Dataset rows describing interfaces:
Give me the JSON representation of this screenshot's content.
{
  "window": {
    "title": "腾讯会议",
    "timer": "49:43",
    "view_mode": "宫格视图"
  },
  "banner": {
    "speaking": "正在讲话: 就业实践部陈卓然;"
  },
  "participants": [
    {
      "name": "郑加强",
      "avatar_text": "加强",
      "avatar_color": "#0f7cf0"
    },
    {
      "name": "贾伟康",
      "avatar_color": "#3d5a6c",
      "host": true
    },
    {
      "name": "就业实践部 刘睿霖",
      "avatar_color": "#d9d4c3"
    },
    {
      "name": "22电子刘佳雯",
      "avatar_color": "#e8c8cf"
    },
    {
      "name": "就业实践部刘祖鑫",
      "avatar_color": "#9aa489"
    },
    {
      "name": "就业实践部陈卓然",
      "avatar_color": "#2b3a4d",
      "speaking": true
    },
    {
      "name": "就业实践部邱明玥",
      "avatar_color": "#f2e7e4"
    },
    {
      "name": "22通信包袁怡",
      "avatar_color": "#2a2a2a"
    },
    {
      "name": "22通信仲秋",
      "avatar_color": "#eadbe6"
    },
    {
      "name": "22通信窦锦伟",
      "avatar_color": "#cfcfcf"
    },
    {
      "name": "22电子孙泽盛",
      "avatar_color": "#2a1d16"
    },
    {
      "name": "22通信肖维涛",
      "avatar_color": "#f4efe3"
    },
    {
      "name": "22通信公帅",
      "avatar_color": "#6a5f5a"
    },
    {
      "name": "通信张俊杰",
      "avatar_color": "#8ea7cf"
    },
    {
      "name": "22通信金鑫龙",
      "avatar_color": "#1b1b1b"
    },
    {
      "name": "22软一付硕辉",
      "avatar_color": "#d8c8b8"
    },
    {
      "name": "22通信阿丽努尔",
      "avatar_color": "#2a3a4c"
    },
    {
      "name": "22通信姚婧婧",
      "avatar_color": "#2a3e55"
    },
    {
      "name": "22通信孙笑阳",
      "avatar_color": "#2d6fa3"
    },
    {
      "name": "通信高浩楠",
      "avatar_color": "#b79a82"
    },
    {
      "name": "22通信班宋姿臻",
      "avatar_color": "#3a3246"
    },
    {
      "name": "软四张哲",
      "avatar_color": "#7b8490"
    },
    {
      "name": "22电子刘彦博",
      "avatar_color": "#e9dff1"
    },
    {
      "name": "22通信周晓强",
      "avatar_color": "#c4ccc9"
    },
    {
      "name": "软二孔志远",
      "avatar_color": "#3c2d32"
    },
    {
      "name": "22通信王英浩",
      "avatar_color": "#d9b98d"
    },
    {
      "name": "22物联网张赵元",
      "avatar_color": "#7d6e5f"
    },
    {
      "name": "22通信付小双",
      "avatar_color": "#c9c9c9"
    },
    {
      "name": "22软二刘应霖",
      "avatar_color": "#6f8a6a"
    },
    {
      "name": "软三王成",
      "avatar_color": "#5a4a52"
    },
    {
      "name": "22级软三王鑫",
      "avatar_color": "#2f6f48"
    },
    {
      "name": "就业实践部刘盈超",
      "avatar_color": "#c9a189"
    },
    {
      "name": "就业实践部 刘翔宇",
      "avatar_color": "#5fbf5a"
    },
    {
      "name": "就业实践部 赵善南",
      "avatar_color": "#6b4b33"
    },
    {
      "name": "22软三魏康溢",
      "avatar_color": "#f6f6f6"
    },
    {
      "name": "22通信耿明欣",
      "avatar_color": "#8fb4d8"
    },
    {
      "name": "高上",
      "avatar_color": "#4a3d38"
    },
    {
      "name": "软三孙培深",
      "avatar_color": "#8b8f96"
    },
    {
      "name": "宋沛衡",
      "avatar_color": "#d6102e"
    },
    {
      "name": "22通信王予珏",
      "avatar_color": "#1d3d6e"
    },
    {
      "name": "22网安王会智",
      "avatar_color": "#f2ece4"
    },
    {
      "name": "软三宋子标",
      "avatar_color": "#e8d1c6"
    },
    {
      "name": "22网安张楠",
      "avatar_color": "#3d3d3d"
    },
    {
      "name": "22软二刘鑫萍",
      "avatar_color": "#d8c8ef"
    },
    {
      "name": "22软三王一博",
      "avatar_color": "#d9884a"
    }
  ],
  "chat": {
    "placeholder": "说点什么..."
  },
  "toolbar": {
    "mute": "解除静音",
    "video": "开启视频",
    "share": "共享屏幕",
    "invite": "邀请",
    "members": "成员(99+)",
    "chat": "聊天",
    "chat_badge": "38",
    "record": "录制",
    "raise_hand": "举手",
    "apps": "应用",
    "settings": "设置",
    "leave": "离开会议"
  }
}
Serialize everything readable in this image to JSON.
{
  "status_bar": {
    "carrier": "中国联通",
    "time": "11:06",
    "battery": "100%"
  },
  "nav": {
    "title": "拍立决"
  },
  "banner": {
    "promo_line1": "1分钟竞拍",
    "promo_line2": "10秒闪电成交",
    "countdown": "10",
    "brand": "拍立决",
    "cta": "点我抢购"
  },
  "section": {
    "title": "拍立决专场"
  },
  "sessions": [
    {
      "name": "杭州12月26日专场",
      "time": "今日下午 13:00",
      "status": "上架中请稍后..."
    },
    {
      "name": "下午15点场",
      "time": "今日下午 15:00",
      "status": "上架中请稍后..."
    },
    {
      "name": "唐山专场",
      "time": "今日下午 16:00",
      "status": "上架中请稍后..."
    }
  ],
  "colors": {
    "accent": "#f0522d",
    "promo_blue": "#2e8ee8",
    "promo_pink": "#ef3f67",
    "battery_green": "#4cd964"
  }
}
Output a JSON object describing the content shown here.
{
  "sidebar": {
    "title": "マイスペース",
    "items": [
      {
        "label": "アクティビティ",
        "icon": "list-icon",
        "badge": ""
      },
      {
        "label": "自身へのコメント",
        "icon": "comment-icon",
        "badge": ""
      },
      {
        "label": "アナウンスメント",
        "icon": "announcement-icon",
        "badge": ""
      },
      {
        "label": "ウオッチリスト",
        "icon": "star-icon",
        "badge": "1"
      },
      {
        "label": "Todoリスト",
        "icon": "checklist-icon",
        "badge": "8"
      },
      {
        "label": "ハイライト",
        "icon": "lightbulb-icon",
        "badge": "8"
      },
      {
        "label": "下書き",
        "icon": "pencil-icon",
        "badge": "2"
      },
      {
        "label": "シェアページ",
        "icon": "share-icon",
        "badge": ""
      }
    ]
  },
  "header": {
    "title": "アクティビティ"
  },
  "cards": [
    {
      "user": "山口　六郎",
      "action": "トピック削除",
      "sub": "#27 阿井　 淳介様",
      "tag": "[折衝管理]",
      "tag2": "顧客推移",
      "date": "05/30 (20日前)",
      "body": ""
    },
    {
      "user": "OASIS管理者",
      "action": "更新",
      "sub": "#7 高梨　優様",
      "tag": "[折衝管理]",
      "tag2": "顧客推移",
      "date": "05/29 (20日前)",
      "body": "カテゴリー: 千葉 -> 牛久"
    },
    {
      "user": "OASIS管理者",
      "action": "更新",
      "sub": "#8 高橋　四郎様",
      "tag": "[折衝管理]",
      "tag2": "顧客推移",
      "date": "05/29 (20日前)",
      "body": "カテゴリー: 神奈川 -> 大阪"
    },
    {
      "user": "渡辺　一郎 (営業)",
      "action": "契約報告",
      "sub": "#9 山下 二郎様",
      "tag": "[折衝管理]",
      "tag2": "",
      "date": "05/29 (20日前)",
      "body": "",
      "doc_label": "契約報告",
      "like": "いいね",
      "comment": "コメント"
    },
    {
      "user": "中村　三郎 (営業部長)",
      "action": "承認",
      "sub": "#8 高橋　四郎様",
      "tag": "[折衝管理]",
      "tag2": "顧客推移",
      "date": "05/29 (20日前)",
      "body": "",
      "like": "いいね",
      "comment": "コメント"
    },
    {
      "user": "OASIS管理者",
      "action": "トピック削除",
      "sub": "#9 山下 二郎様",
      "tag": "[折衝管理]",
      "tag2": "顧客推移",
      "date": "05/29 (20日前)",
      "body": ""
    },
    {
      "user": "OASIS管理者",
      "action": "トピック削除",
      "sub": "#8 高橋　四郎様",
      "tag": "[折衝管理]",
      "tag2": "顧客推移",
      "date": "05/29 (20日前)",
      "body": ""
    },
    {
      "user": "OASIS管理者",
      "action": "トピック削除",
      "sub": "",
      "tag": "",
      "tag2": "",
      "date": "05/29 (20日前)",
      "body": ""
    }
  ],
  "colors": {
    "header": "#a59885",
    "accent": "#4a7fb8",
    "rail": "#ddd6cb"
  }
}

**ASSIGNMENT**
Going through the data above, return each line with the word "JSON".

**RESULT FOR THIS EXERCISE**
Give me the JSON representation of this screenshot's content.
Serialize everything readable in this image to JSON.
Output a JSON object describing the content shown here.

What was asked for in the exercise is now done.